credit : Angela Silver

Joining the 21 women are two more montréalaises: One is the preexisting work of Canadian Québécoise artist Marcelle Ferron, whose stained-glass piece Verre-écran was the first abstract non-sculptural work commissioned by the STM Montreal metro. This beautiful, kaleidoscopic window can be found on the site wrapping the ground-level windows of the Champ-de-Mars station.

The second is Afua Cooper’s 2006 quote, “Marie Joseph Angelique an immortal avatar of our liberation”, has been translated to French and engraved on the ground at the site. The historian and author wrote on Marie Joseph Angelique, a Portuguese-born black slave of New France.

“There are a few ways to commemorate or pay homage. There’s the statutory and you can use names, but for me, the power of names and practice of naming is strong,” explains Angela Silver. “It’s way of addressing and recognizing women in public memory and valuing their contributions through giving them equal civil space.”

A landscape of change

Aligned with the City of Montreal’s ongoing initiative for greater recognition of women through place making, the Place des Montréalaises is designed to embody its purpose: To create a vast, perennial meadow that pays homage to all women.

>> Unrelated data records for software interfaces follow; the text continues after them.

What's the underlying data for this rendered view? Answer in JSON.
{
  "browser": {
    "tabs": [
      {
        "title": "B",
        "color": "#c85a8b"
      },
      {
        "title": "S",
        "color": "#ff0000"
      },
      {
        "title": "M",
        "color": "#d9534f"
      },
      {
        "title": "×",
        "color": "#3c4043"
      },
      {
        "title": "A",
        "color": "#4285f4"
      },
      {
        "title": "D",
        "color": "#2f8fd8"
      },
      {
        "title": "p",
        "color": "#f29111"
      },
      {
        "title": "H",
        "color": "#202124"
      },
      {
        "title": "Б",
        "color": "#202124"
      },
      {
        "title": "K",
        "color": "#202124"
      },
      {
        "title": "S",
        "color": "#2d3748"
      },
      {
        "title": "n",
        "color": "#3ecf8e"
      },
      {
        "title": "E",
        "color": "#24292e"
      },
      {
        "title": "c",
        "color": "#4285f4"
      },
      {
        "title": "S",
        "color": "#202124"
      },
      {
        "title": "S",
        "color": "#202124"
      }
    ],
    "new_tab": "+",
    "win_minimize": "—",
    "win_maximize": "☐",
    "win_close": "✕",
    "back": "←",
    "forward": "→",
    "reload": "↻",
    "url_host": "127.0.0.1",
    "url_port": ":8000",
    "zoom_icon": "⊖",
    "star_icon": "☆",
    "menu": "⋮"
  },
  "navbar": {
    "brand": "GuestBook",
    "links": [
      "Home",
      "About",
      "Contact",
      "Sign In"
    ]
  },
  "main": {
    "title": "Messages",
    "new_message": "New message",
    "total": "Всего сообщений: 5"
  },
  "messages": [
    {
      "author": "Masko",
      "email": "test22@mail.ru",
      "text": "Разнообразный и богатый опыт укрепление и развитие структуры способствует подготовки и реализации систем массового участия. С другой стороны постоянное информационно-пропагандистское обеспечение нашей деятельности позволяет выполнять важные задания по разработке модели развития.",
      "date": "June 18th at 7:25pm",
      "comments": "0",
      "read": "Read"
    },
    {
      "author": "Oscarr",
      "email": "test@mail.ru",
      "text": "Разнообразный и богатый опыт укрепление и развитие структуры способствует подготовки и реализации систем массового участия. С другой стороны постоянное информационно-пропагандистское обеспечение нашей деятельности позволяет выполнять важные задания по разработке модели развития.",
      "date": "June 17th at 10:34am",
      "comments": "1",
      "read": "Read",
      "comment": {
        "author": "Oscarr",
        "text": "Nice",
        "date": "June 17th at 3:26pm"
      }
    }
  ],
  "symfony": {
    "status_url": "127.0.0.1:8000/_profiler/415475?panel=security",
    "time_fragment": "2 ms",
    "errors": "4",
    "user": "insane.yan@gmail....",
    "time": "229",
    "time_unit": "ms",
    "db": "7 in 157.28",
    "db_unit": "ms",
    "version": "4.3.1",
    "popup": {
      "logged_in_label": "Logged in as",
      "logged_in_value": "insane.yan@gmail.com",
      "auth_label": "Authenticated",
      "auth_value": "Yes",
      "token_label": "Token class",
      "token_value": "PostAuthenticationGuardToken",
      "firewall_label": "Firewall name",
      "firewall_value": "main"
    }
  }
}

In these names selected by Montreal’s Conseil des Montréalaises, we find a welcome break in the traditions of bronze sculptures, and a place that embodies equality and inclusion. The significance behind taking such a central location in the city and reconfiguring it can’t be denied, explains Angela Silver.

“To give this much real estate to women is a powerful assertion of what this place is trying to do, and what Montreal is doing by giving this much prominent space, is highly ideological,” she says, pointing to how the site’s power resides in its dedication to women.

“On a larger scale, when you’re in the middle of it,” Patricia Lussier adds, “you see the new and old city, you see the sculpture and stained glass, the stairs, and it forms different levels of appreciation and acknowledgement.”


Watch Andrew King, design principal, explain the project and its context through storytelling and sketches here.


¹ source: Montreal: Confronting the Sexist City – Women Across Frontiers Magazine (wafmag.org)

² source: Women in public art: The Montreal Edition — SHELLEY MILLER (shelleymillerstudio.com)

³ source: Why Are There So Few Monuments That Successfully Depict Women? – The New York Times (nytimes.com)